JUNE 17, 2019 – CPI BARELY MOVES UP IN MAY; ARE LOWER RATES AHEAD?
US consumer prices rose by 0.1 percent last month. In the 12-months through May, CPI was up 1.8%, marginally lower than April’s 1.9% gain. The Fed looks to the PCE price index as its preferred inflation measure; it is currently running at 1.6%, well below the Fed’s 2% target rate. The ongoing moderately paced inflation with a slowing economy, could increase pressure on the Fed to lower interest rates this year.
The US economic expansion is about to become the longest since the second World War as it turns 10 years old. Growth is moderating, but this doesn’t mean a recession is on the horizon. Good decision making by the Fed, the settling of trade tensions and consumer spending should keep the good times going. A slow-growth economy is less likely to develop imbalances, which will allow the Fed to act in a timely manner.

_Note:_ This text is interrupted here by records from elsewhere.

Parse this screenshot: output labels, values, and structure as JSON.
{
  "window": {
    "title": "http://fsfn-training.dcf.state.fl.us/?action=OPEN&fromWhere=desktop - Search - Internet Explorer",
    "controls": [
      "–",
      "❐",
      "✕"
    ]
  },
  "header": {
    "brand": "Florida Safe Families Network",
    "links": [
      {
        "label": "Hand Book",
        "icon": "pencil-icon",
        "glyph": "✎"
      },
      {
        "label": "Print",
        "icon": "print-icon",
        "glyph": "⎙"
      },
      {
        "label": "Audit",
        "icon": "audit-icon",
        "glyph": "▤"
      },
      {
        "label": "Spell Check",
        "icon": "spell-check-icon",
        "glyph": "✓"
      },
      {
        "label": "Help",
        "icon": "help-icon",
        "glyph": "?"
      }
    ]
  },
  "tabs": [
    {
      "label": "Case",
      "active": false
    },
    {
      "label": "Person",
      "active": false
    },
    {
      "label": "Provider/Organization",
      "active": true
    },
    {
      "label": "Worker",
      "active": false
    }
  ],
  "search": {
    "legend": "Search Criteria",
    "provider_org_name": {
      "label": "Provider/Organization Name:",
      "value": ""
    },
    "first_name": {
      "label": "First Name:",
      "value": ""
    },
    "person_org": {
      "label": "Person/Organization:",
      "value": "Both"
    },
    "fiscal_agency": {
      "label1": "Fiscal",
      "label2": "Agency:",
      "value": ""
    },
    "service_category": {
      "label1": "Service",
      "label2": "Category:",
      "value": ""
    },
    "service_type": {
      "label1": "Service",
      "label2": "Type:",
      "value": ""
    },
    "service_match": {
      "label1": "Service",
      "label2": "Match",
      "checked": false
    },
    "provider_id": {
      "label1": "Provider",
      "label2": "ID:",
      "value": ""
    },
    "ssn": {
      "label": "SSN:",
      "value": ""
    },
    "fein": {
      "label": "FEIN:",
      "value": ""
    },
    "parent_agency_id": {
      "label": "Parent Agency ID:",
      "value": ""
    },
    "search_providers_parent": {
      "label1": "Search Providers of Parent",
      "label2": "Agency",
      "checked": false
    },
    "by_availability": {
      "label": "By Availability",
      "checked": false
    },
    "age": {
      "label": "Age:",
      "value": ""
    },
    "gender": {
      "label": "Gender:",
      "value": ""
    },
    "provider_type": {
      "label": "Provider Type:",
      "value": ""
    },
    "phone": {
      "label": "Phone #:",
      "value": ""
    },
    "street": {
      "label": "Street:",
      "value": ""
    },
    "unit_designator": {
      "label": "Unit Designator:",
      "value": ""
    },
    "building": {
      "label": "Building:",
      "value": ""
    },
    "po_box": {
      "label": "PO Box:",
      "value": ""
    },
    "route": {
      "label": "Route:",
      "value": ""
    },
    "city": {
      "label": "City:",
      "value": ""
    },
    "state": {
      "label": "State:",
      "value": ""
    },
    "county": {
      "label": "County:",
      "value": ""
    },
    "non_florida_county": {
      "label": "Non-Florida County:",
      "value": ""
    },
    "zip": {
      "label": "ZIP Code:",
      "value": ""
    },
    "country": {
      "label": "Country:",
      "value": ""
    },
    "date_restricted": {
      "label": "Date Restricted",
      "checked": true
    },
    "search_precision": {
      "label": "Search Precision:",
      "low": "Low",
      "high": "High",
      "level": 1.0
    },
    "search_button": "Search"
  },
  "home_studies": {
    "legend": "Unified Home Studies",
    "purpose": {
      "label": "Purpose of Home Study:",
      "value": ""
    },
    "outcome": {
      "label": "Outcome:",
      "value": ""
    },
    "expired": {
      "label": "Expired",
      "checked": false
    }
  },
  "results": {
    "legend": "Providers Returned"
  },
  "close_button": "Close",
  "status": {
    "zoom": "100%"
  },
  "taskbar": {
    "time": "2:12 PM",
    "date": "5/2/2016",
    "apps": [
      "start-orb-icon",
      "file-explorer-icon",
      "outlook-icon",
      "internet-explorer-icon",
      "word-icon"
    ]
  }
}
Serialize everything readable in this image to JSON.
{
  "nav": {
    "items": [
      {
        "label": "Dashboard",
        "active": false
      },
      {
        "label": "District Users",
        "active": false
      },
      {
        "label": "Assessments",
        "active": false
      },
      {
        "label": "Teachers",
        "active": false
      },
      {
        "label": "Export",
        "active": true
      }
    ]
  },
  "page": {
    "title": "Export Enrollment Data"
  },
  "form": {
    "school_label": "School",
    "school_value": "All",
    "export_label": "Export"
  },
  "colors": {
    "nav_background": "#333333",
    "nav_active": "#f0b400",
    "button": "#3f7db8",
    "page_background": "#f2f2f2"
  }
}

Fed policymakers meet this week. Financial markets are anticipating as many as two interest rate cuts before the year is out, though it is unlikely the first cut will take place this week.